On Oracle's Song:
I don't see the issue really. It helps speed up the deck and brings more consistency, 3 cost is not that difficult to hit even in bad resource draws, and has synergy with Ancestral Specter. Drawing 2 cards at 3 cost is not the best option at times depending on the board, but that does not necessarily mean its a bad move.

Oracle song provides no speed at all. It slows you down because you trade time for an additional card. This is useful in decks that have time, i.e. try to go into a long game, and decks that are digging for specific cards because the things they have are situational. Neither of those hold true for this archetype. We need to close out fast because we fall behind relatively quickly, and almost all of our cards do essentially the same. The way to balance these types of decks is by building a good curve, so the essentially same cards are more likely to show up in a cost ratio that maximizes their impact on the board. Spending a turn off on drawing cards is bad because it doesn't increase our pressure while also not helping us find high impact cards to make up for the lost tempo because the deck doesn't actually have any of those. Oracle Song is just way too expensive to be playable in this deck because we can't play anything meaningful alongside and we already have access to many more proactive 3-drops to play instead (not that they are GOOD, but they again are at least BETTER for what the deck is trying to do).

LLCoolDave
11-07-2013, 04:52 AM
*Cut in two due to post length restrictions*


Again, you should consider various situations and not just situations where using a particular card is bad.

That's what I actually do for The Ancestor's Chosen. The issue is, as I pointed out, that it isn't actually particularly good in the situation where everyone thinks it is insane.
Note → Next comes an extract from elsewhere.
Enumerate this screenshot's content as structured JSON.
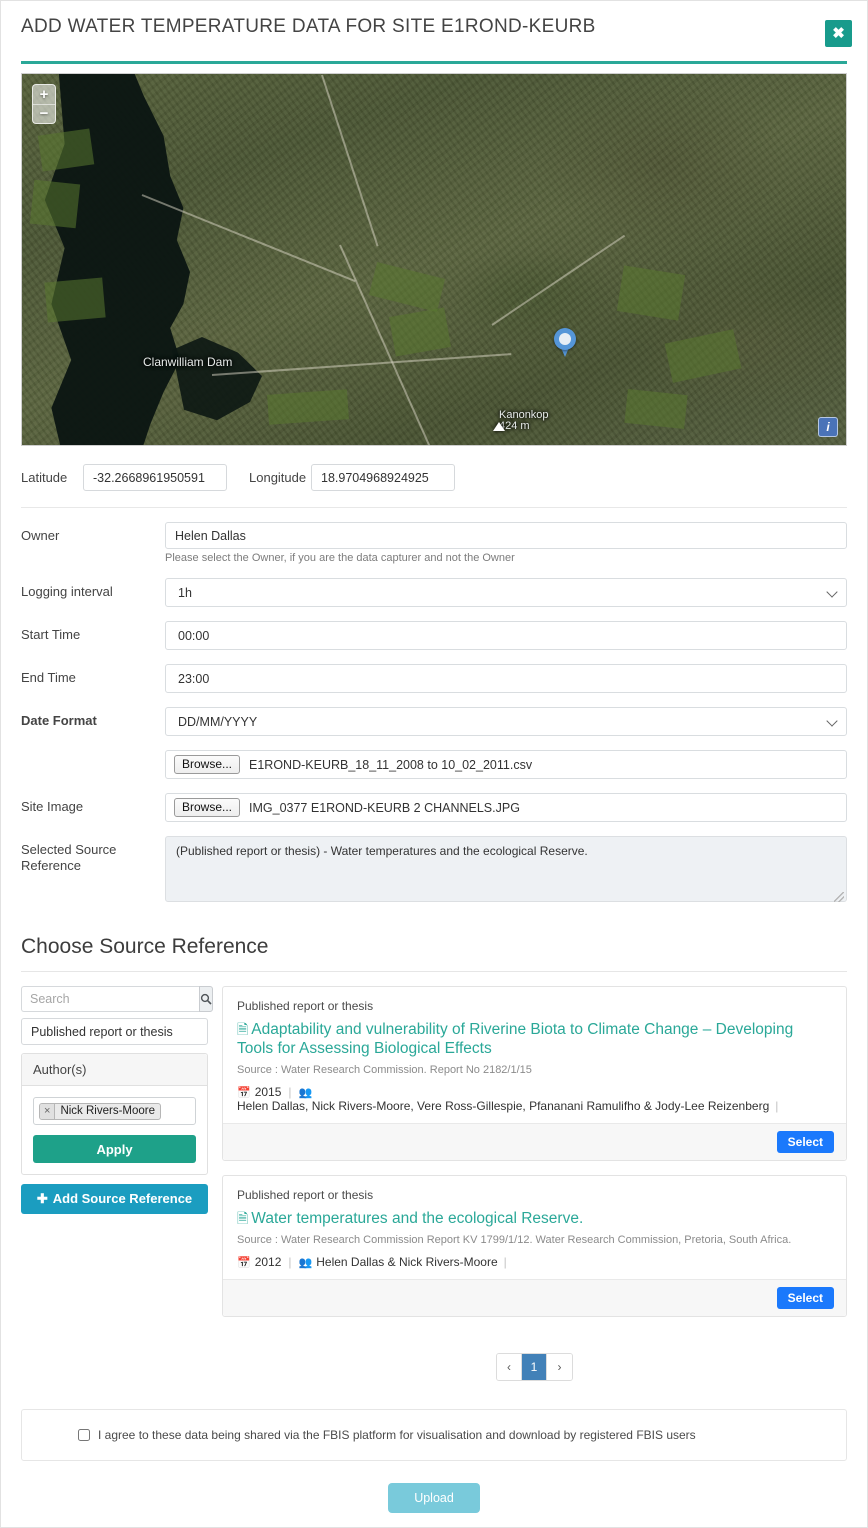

When it works it's not really any better than a Phoenix Guard Scout in an aggressive deck like this and when it doesn't it's much worse. That's why it is a bad card. The situation where it shines just doesn't come up frequently enough to warrant playing it. On that note, please keep in mind that The Ancestor's Chosen is NOT a card drawing engine. The Ancestral Specters don't actually draw you any cards, all they do is get you to the card you would have gotten anyway without the Specter being there. They don't allow you to dig deeper into your deck for specific cards, they don't give you access to more Non-Specter cards. All The Ancestor's Chosen does is give you an occasional 2/2 Flight troop, but at a rather unpredictable pace and a rate that is much lower than what people expect it to be (and also too low to get any real profit from in most games). The Ancestral Specters are also not "free" because they have the very real cost of spending an initial card on playing an otherwise unremarkable Chosen, and the very real opportunity cost of not playing something more impactful than a Chosen in that deck slot instead (and as I argued, it doesn't really take much to fill that role, even something as bad as Phoenix Guard Scout does the job). You really need to get two Specters to make the card worth playing, and my article shows that that happens too infrequently to make the Chosen a reliable card.
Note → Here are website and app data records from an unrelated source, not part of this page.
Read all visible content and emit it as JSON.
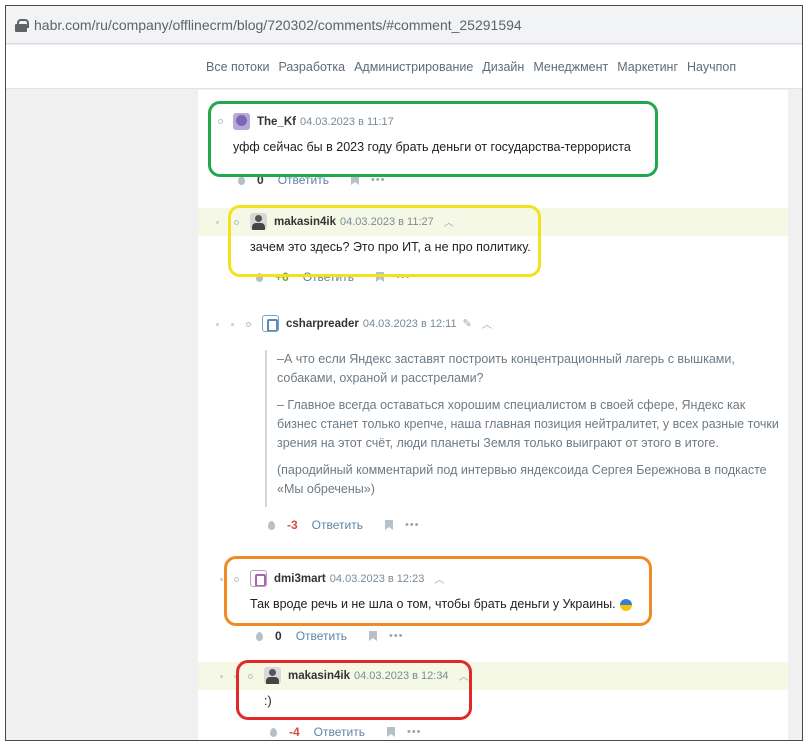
{
  "browser": {
    "url": "habr.com/ru/company/offlinecrm/blog/720302/comments/#comment_25291594"
  },
  "nav": {
    "items": [
      "Все потоки",
      "Разработка",
      "Администрирование",
      "Дизайн",
      "Менеджмент",
      "Маркетинг",
      "Научпоп"
    ]
  },
  "comments": [
    {
      "user": "The_Kf",
      "time": "04.03.2023 в 11:17",
      "text": "уфф сейчас бы в 2023 году брать деньги от государства-террориста",
      "score": "0",
      "reply": "Ответить",
      "more": "•••"
    },
    {
      "user": "makasin4ik",
      "time": "04.03.2023 в 11:27",
      "text": "зачем это здесь? Это про ИТ, а не про политику.",
      "score": "+6",
      "reply": "Ответить",
      "more": "•••"
    },
    {
      "user": "csharpreader",
      "time": "04.03.2023 в 12:11",
      "quote": [
        "–А что если Яндекс заставят построить концентрационный лагерь с вышками, собаками, охраной и расстрелами?",
        "– Главное всегда оставаться хорошим специалистом в своей сфере, Яндекс как бизнес станет только крепче, наша главная позиция нейтралитет, у всех разные точки зрения на этот счёт, люди планеты Земля только выиграют от этого в итоге.",
        "(пародийный комментарий под интервью яндексоида Сергея Бережнова в подкасте «Мы обречены»)"
      ],
      "score": "-3",
      "reply": "Ответить",
      "more": "•••"
    },
    {
      "user": "dmi3mart",
      "time": "04.03.2023 в 12:23",
      "text": "Так вроде речь и не шла о том, чтобы брать деньги у Украины.",
      "score": "0",
      "reply": "Ответить",
      "more": "•••"
    },
    {
      "user": "makasin4ik",
      "time": "04.03.2023 в 12:34",
      "text": ":)",
      "score": "-4",
      "reply": "Ответить",
      "more": "•••"
    }
  ],
  "annotation_colors": [
    "#22a84a",
    "#f2e21b",
    "#f08a24",
    "#e02a2a"
  ]
}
This is my updated build of the deck, but I still don't think it is very good: http://hex.tcgbrowser.com/#!/deck=3257

Zarien
11-07-2013, 01:23 PM
These are some good discussions. But some of you guys need to space out/format your walls of texts to give our eyes a little breathing room lol.